Problem requirements: Emit the entire listing verbatim.

┌──

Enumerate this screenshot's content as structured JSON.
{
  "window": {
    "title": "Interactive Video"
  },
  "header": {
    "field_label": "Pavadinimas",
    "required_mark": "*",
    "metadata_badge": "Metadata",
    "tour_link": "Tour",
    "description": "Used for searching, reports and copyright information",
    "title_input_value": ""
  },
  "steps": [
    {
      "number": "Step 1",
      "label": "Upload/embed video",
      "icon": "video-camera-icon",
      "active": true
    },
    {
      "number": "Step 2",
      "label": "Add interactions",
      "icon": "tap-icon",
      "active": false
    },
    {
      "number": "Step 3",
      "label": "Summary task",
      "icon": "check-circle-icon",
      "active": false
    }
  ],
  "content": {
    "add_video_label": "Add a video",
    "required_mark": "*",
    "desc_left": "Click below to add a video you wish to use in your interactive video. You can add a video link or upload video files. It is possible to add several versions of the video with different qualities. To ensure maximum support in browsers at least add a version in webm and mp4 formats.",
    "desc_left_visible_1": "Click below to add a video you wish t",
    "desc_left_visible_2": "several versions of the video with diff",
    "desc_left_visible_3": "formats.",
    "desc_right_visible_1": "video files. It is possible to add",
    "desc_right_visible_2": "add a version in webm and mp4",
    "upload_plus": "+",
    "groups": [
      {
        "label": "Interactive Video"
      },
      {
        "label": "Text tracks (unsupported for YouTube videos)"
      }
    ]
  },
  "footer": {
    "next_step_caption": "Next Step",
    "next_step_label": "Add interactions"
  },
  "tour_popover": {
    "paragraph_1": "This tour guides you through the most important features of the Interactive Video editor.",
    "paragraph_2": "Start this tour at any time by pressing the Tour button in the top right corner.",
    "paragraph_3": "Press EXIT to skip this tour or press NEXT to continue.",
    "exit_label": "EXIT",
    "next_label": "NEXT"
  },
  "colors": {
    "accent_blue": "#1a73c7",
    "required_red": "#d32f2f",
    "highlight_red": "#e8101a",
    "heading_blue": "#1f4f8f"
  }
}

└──

Exercise result:
Enumerate this screenshot's content as structured JSON.
{
  "window": {
    "title": "Interactive Video"
  },
  "header": {
    "field_label": "Pavadinimas",
    "required_mark": "*",
    "metadata_badge": "Metadata",
    "tour_link": "Tour",
    "description": "Used for searching, reports and copyright information",
    "title_input_value": ""
  },
  "steps": [
    {
      "number": "Step 1",
      "label": "Upload/embed video",
      "icon": "video-camera-icon",
      "active": true
    },
    {
      "number": "Step 2",
      "label": "Add interactions",
      "icon": "tap-icon",
      "active": false
    },
    {
      "number": "Step 3",
      "label": "Summary task",
      "icon": "check-circle-icon",
      "active": false
    }
  ],
  "content": {
    "add_video_label": "Add a video",
    "required_mark": "*",
    "desc_left": "Click below to add a video you wish to use in your interactive video. You can add a video link or upload video files. It is possible to add several versions of the video with different qualities. To ensure maximum support in browsers at least add a version in webm and mp4 formats.",
    "desc_left_visible_1": "Click below to add a video you wish t",
    "desc_left_visible_2": "several versions of the video with diff",
    "desc_left_visible_3": "formats.",
    "desc_right_visible_1": "video files. It is possible to add",
    "desc_right_visible_2": "add a version in webm and mp4",
    "upload_plus": "+",
    "groups": [
      {
        "label": "Interactive Video"
      },
      {
        "label": "Text tracks (unsupported for YouTube videos)"
      }
    ]
  },
  "footer": {
    "next_step_caption": "Next Step",
    "next_step_label": "Add interactions"
  },
  "tour_popover": {
    "paragraph_1": "This tour guides you through the most important features of the Interactive Video editor.",
    "paragraph_2": "Start this tour at any time by pressing the Tour button in the top right corner.",
    "paragraph_3": "Press EXIT to skip this tour or press NEXT to continue.",
    "exit_label": "EXIT",
    "next_label": "NEXT"
  },
  "colors": {
    "accent_blue": "#1a73c7",
    "required_red": "#d32f2f",
    "highlight_red": "#e8101a",
    "heading_blue": "#1f4f8f"
  }
}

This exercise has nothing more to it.